(Data to process begins)

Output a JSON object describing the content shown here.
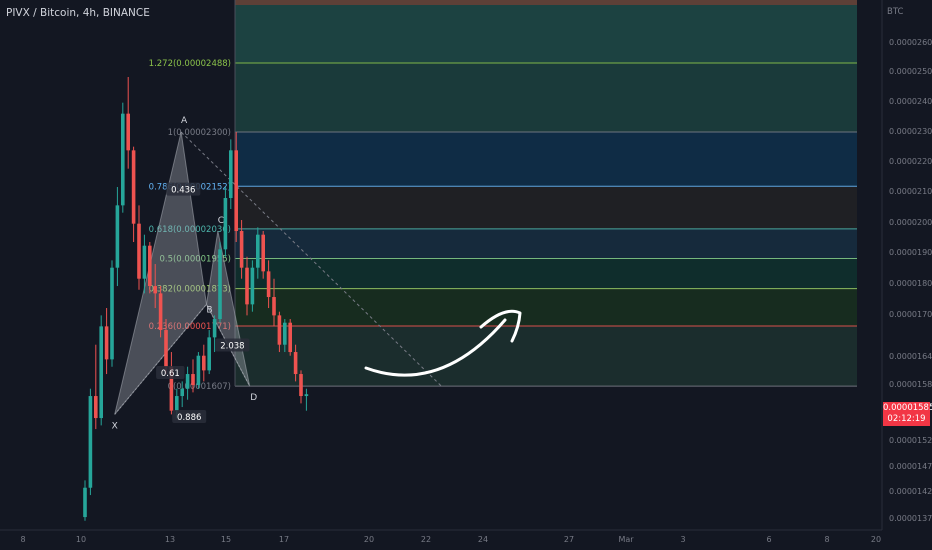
{
  "header": {
    "title": "PIVX / Bitcoin, 4h, BINANCE"
  },
  "price_axis": {
    "unit": "BTC"
  },
  "last_price": {
    "value": "0.00001585",
    "countdown": "02:12:19"
  },
  "colors": {
    "background": "#131722",
    "up": "#26a69a",
    "down": "#ef5350",
    "pattern_fill": "#b2b5be",
    "arrow": "#ffffff",
    "badge": "#f23645"
  },
  "chart_data": {
    "type": "candlestick",
    "title": "PIVX / Bitcoin, 4h, BINANCE",
    "y_unit": "BTC",
    "ylim": [
      1.35e-05,
      2.72e-05
    ],
    "y_ticks": [
      "0.00002600",
      "0.00002500",
      "0.00002400",
      "0.00002300",
      "0.00002200",
      "0.00002100",
      "0.00002000",
      "0.00001900",
      "0.00001800",
      "0.00001700",
      "0.00001640",
      "0.00001580",
      "0.00001520",
      "0.00001470",
      "0.00001420",
      "0.00001370"
    ],
    "x_ticks": [
      "8",
      "10",
      "13",
      "15",
      "17",
      "20",
      "22",
      "24",
      "27",
      "Mar",
      "3",
      "6",
      "8",
      "20"
    ],
    "grid": false,
    "candles": [
      [
        1.25e-05,
        1.35e-05,
        1.24e-05,
        1.33e-05
      ],
      [
        1.33e-05,
        1.6e-05,
        1.31e-05,
        1.58e-05
      ],
      [
        1.58e-05,
        1.72e-05,
        1.49e-05,
        1.52e-05
      ],
      [
        1.52e-05,
        1.8e-05,
        1.5e-05,
        1.77e-05
      ],
      [
        1.77e-05,
        1.82e-05,
        1.64e-05,
        1.68e-05
      ],
      [
        1.68e-05,
        1.95e-05,
        1.66e-05,
        1.93e-05
      ],
      [
        1.93e-05,
        2.15e-05,
        1.88e-05,
        2.1e-05
      ],
      [
        2.1e-05,
        2.38e-05,
        2.08e-05,
        2.35e-05
      ],
      [
        2.35e-05,
        2.45e-05,
        2.2e-05,
        2.25e-05
      ],
      [
        2.25e-05,
        2.26e-05,
        2e-05,
        2.05e-05
      ],
      [
        2.05e-05,
        2.1e-05,
        1.87e-05,
        1.9e-05
      ],
      [
        1.9e-05,
        2.02e-05,
        1.86e-05,
        1.99e-05
      ],
      [
        1.99e-05,
        2e-05,
        1.86e-05,
        1.88e-05
      ],
      [
        1.88e-05,
        1.94e-05,
        1.82e-05,
        1.86e-05
      ],
      [
        1.86e-05,
        1.88e-05,
        1.74e-05,
        1.76e-05
      ],
      [
        1.76e-05,
        1.79e-05,
        1.64e-05,
        1.66e-05
      ],
      [
        1.66e-05,
        1.7e-05,
        1.53e-05,
        1.54e-05
      ],
      [
        1.54e-05,
        1.6e-05,
        1.52e-05,
        1.58e-05
      ],
      [
        1.58e-05,
        1.62e-05,
        1.55e-05,
        1.6e-05
      ],
      [
        1.6e-05,
        1.66e-05,
        1.57e-05,
        1.64e-05
      ],
      [
        1.64e-05,
        1.68e-05,
        1.59e-05,
        1.61e-05
      ],
      [
        1.61e-05,
        1.7e-05,
        1.6e-05,
        1.69e-05
      ],
      [
        1.69e-05,
        1.72e-05,
        1.62e-05,
        1.65e-05
      ],
      [
        1.65e-05,
        1.76e-05,
        1.64e-05,
        1.74e-05
      ],
      [
        1.74e-05,
        1.8e-05,
        1.7e-05,
        1.79e-05
      ],
      [
        1.79e-05,
        2e-05,
        1.78e-05,
        1.98e-05
      ],
      [
        1.98e-05,
        2.15e-05,
        1.96e-05,
        2.12e-05
      ],
      [
        2.12e-05,
        2.28e-05,
        2.09e-05,
        2.25e-05
      ],
      [
        2.25e-05,
        2.3e-05,
        2e-05,
        2.03e-05
      ],
      [
        2.03e-05,
        2.06e-05,
        1.9e-05,
        1.93e-05
      ],
      [
        1.93e-05,
        1.96e-05,
        1.8e-05,
        1.83e-05
      ],
      [
        1.83e-05,
        1.95e-05,
        1.81e-05,
        1.93e-05
      ],
      [
        1.93e-05,
        2.04e-05,
        1.9e-05,
        2.02e-05
      ],
      [
        2.02e-05,
        2.03e-05,
        1.9e-05,
        1.92e-05
      ],
      [
        1.92e-05,
        1.95e-05,
        1.82e-05,
        1.85e-05
      ],
      [
        1.85e-05,
        1.9e-05,
        1.77e-05,
        1.8e-05
      ],
      [
        1.8e-05,
        1.81e-05,
        1.7e-05,
        1.72e-05
      ],
      [
        1.72e-05,
        1.79e-05,
        1.7e-05,
        1.78e-05
      ],
      [
        1.78e-05,
        1.79e-05,
        1.69e-05,
        1.7e-05
      ],
      [
        1.7e-05,
        1.72e-05,
        1.62e-05,
        1.64e-05
      ],
      [
        1.64e-05,
        1.65e-05,
        1.56e-05,
        1.58e-05
      ],
      [
        1.58e-05,
        1.6e-05,
        1.54e-05,
        1.585e-05
      ]
    ],
    "fib_levels": [
      {
        "label": "1.272(0.00002488)",
        "ratio": 1.272,
        "price": 2.488e-05,
        "color": "#8bc34a",
        "fill": "#1a3a3a"
      },
      {
        "label": "1(0.00002300)",
        "ratio": 1,
        "price": 2.3e-05,
        "color": "#787b86",
        "fill": "#0f2c45"
      },
      {
        "label": "0.786(0.00002152)",
        "ratio": 0.786,
        "price": 2.152e-05,
        "color": "#64b5f6",
        "fill": "#1f2024"
      },
      {
        "label": "0.618(0.00002036)",
        "ratio": 0.618,
        "price": 2.036e-05,
        "color": "#4db6ac",
        "fill": "#162a3c"
      },
      {
        "label": "0.5(0.00001955)",
        "ratio": 0.5,
        "price": 1.955e-05,
        "color": "#81c784",
        "fill": "#0f2d2c"
      },
      {
        "label": "0.382(0.00001873)",
        "ratio": 0.382,
        "price": 1.873e-05,
        "color": "#9ccc65",
        "fill": "#172c1f"
      },
      {
        "label": "0.236(0.00001771)",
        "ratio": 0.236,
        "price": 1.771e-05,
        "color": "#ef5350",
        "fill": "#1b2d2d"
      },
      {
        "label": "0(0.00001607)",
        "ratio": 0,
        "price": 1.607e-05,
        "color": "#787b86",
        "fill": "#3b1517"
      }
    ],
    "top_level_price": 2.7e-05,
    "fib_labels_visible": [
      "1.272(0.00002488)",
      "1(0.00002300)",
      "0.786(0.00002152)",
      "0.618(0.00002036)",
      "0.5(0.00001955)",
      "0.382(0.00001873)",
      "0.236(0.00001771)",
      "0(0.00001607)"
    ],
    "pattern": {
      "points": [
        {
          "label": "X",
          "bar": 5.5,
          "price": 1.53e-05
        },
        {
          "label": "A",
          "bar": 17.8,
          "price": 2.3e-05
        },
        {
          "label": "B",
          "bar": 22.5,
          "price": 1.83e-05
        },
        {
          "label": "C",
          "bar": 24.6,
          "price": 2.03e-05
        },
        {
          "label": "D",
          "bar": 30.5,
          "price": 1.607e-05
        }
      ],
      "ratios": [
        {
          "text": "0.436",
          "bar": 18.2,
          "price": 2.14e-05
        },
        {
          "text": "0.61",
          "bar": 15.8,
          "price": 1.64e-05
        },
        {
          "text": "2.038",
          "bar": 27.3,
          "price": 1.715e-05
        },
        {
          "text": "0.886",
          "bar": 19.3,
          "price": 1.52e-05
        }
      ]
    },
    "trendline": {
      "from_bar": 17.8,
      "from_price": 2.3e-05,
      "to_bar": 66,
      "to_price": 1.607e-05
    }
  }
}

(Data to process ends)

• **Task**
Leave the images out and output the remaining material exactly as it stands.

• **Response to this exercise**
Output a JSON object describing the content shown here.
{
  "header": {
    "title": "PIVX / Bitcoin, 4h, BINANCE"
  },
  "price_axis": {
    "unit": "BTC"
  },
  "last_price": {
    "value": "0.00001585",
    "countdown": "02:12:19"
  },
  "colors": {
    "background": "#131722",
    "up": "#26a69a",
    "down": "#ef5350",
    "pattern_fill": "#b2b5be",
    "arrow": "#ffffff",
    "badge": "#f23645"
  },
  "chart_data": {
    "type": "candlestick",
    "title": "PIVX / Bitcoin, 4h, BINANCE",
    "y_unit": "BTC",
    "ylim": [
      1.35e-05,
      2.72e-05
    ],
    "y_ticks": [
      "0.00002600",
      "0.00002500",
      "0.00002400",
      "0.00002300",
      "0.00002200",
      "0.00002100",
      "0.00002000",
      "0.00001900",
      "0.00001800",
      "0.00001700",
      "0.00001640",
      "0.00001580",
      "0.00001520",
      "0.00001470",
      "0.00001420",
      "0.00001370"
    ],
    "x_ticks": [
      "8",
      "10",
      "13",
      "15",
      "17",
      "20",
      "22",
      "24",
      "27",
      "Mar",
      "3",
      "6",
      "8",
      "20"
    ],
    "grid": false,
    "candles": [
      [
        1.25e-05,
        1.35e-05,
        1.24e-05,
        1.33e-05
      ],
      [
        1.33e-05,
        1.6e-05,
        1.31e-05,
        1.58e-05
      ],
      [
        1.58e-05,
        1.72e-05,
        1.49e-05,
        1.52e-05
      ],
      [
        1.52e-05,
        1.8e-05,
        1.5e-05,
        1.77e-05
      ],
      [
        1.77e-05,
        1.82e-05,
        1.64e-05,
        1.68e-05
      ],
      [
        1.68e-05,
        1.95e-05,
        1.66e-05,
        1.93e-05
      ],
      [
        1.93e-05,
        2.15e-05,
        1.88e-05,
        2.1e-05
      ],
      [
        2.1e-05,
        2.38e-05,
        2.08e-05,
        2.35e-05
      ],
      [
        2.35e-05,
        2.45e-05,
        2.2e-05,
        2.25e-05
      ],
      [
        2.25e-05,
        2.26e-05,
        2e-05,
        2.05e-05
      ],
      [
        2.05e-05,
        2.1e-05,
        1.87e-05,
        1.9e-05
      ],
      [
        1.9e-05,
        2.02e-05,
        1.86e-05,
        1.99e-05
      ],
      [
        1.99e-05,
        2e-05,
        1.86e-05,
        1.88e-05
      ],
      [
        1.88e-05,
        1.94e-05,
        1.82e-05,
        1.86e-05
      ],
      [
        1.86e-05,
        1.88e-05,
        1.74e-05,
        1.76e-05
      ],
      [
        1.76e-05,
        1.79e-05,
        1.64e-05,
        1.66e-05
      ],
      [
        1.66e-05,
        1.7e-05,
        1.53e-05,
        1.54e-05
      ],
      [
        1.54e-05,
        1.6e-05,
        1.52e-05,
        1.58e-05
      ],
      [
        1.58e-05,
        1.62e-05,
        1.55e-05,
        1.6e-05
      ],
      [
        1.6e-05,
        1.66e-05,
        1.57e-05,
        1.64e-05
      ],
      [
        1.64e-05,
        1.68e-05,
        1.59e-05,
        1.61e-05
      ],
      [
        1.61e-05,
        1.7e-05,
        1.6e-05,
        1.69e-05
      ],
      [
        1.69e-05,
        1.72e-05,
        1.62e-05,
        1.65e-05
      ],
      [
        1.65e-05,
        1.76e-05,
        1.64e-05,
        1.74e-05
      ],
      [
        1.74e-05,
        1.8e-05,
        1.7e-05,
        1.79e-05
      ],
      [
        1.79e-05,
        2e-05,
        1.78e-05,
        1.98e-05
      ],
      [
        1.98e-05,
        2.15e-05,
        1.96e-05,
        2.12e-05
      ],
      [
        2.12e-05,
        2.28e-05,
        2.09e-05,
        2.25e-05
      ],
      [
        2.25e-05,
        2.3e-05,
        2e-05,
        2.03e-05
      ],
      [
        2.03e-05,
        2.06e-05,
        1.9e-05,
        1.93e-05
      ],
      [
        1.93e-05,
        1.96e-05,
        1.8e-05,
        1.83e-05
      ],
      [
        1.83e-05,
        1.95e-05,
        1.81e-05,
        1.93e-05
      ],
      [
        1.93e-05,
        2.04e-05,
        1.9e-05,
        2.02e-05
      ],
      [
        2.02e-05,
        2.03e-05,
        1.9e-05,
        1.92e-05
      ],
      [
        1.92e-05,
        1.95e-05,
        1.82e-05,
        1.85e-05
      ],
      [
        1.85e-05,
        1.9e-05,
        1.77e-05,
        1.8e-05
      ],
      [
        1.8e-05,
        1.81e-05,
        1.7e-05,
        1.72e-05
      ],
      [
        1.72e-05,
        1.79e-05,
        1.7e-05,
        1.78e-05
      ],
      [
        1.78e-05,
        1.79e-05,
        1.69e-05,
        1.7e-05
      ],
      [
        1.7e-05,
        1.72e-05,
        1.62e-05,
        1.64e-05
      ],
      [
        1.64e-05,
        1.65e-05,
        1.56e-05,
        1.58e-05
      ],
      [
        1.58e-05,
        1.6e-05,
        1.54e-05,
        1.585e-05
      ]
    ],
    "fib_levels": [
      {
        "label": "1.272(0.00002488)",
        "ratio": 1.272,
        "price": 2.488e-05,
        "color": "#8bc34a",
        "fill": "#1a3a3a"
      },
      {
        "label": "1(0.00002300)",
        "ratio": 1,
        "price": 2.3e-05,
        "color": "#787b86",
        "fill": "#0f2c45"
      },
      {
        "label": "0.786(0.00002152)",
        "ratio": 0.786,
        "price": 2.152e-05,
        "color": "#64b5f6",
        "fill": "#1f2024"
      },
      {
        "label": "0.618(0.00002036)",
        "ratio": 0.618,
        "price": 2.036e-05,
        "color": "#4db6ac",
        "fill": "#162a3c"
      },
      {
        "label": "0.5(0.00001955)",
        "ratio": 0.5,
        "price": 1.955e-05,
        "color": "#81c784",
        "fill": "#0f2d2c"
      },
      {
        "label": "0.382(0.00001873)",
        "ratio": 0.382,
        "price": 1.873e-05,
        "color": "#9ccc65",
        "fill": "#172c1f"
      },
      {
        "label": "0.236(0.00001771)",
        "ratio": 0.236,
        "price": 1.771e-05,
        "color": "#ef5350",
        "fill": "#1b2d2d"
      },
      {
        "label": "0(0.00001607)",
        "ratio": 0,
        "price": 1.607e-05,
        "color": "#787b86",
        "fill": "#3b1517"
      }
    ],
    "top_level_price": 2.7e-05,
    "fib_labels_visible": [
      "1.272(0.00002488)",
      "1(0.00002300)",
      "0.786(0.00002152)",
      "0.618(0.00002036)",
      "0.5(0.00001955)",
      "0.382(0.00001873)",
      "0.236(0.00001771)",
      "0(0.00001607)"
    ],
    "pattern": {
      "points": [
        {
          "label": "X",
          "bar": 5.5,
          "price": 1.53e-05
        },
        {
          "label": "A",
          "bar": 17.8,
          "price": 2.3e-05
        },
        {
          "label": "B",
          "bar": 22.5,
          "price": 1.83e-05
        },
        {
          "label": "C",
          "bar": 24.6,
          "price": 2.03e-05
        },
        {
          "label": "D",
          "bar": 30.5,
          "price": 1.607e-05
        }
      ],
      "ratios": [
        {
          "text": "0.436",
          "bar": 18.2,
          "price": 2.14e-05
        },
        {
          "text": "0.61",
          "bar": 15.8,
          "price": 1.64e-05
        },
        {
          "text": "2.038",
          "bar": 27.3,
          "price": 1.715e-05
        },
        {
          "text": "0.886",
          "bar": 19.3,
          "price": 1.52e-05
        }
      ]
    },
    "trendline": {
      "from_bar": 17.8,
      "from_price": 2.3e-05,
      "to_bar": 66,
      "to_price": 1.607e-05
    }
  }
}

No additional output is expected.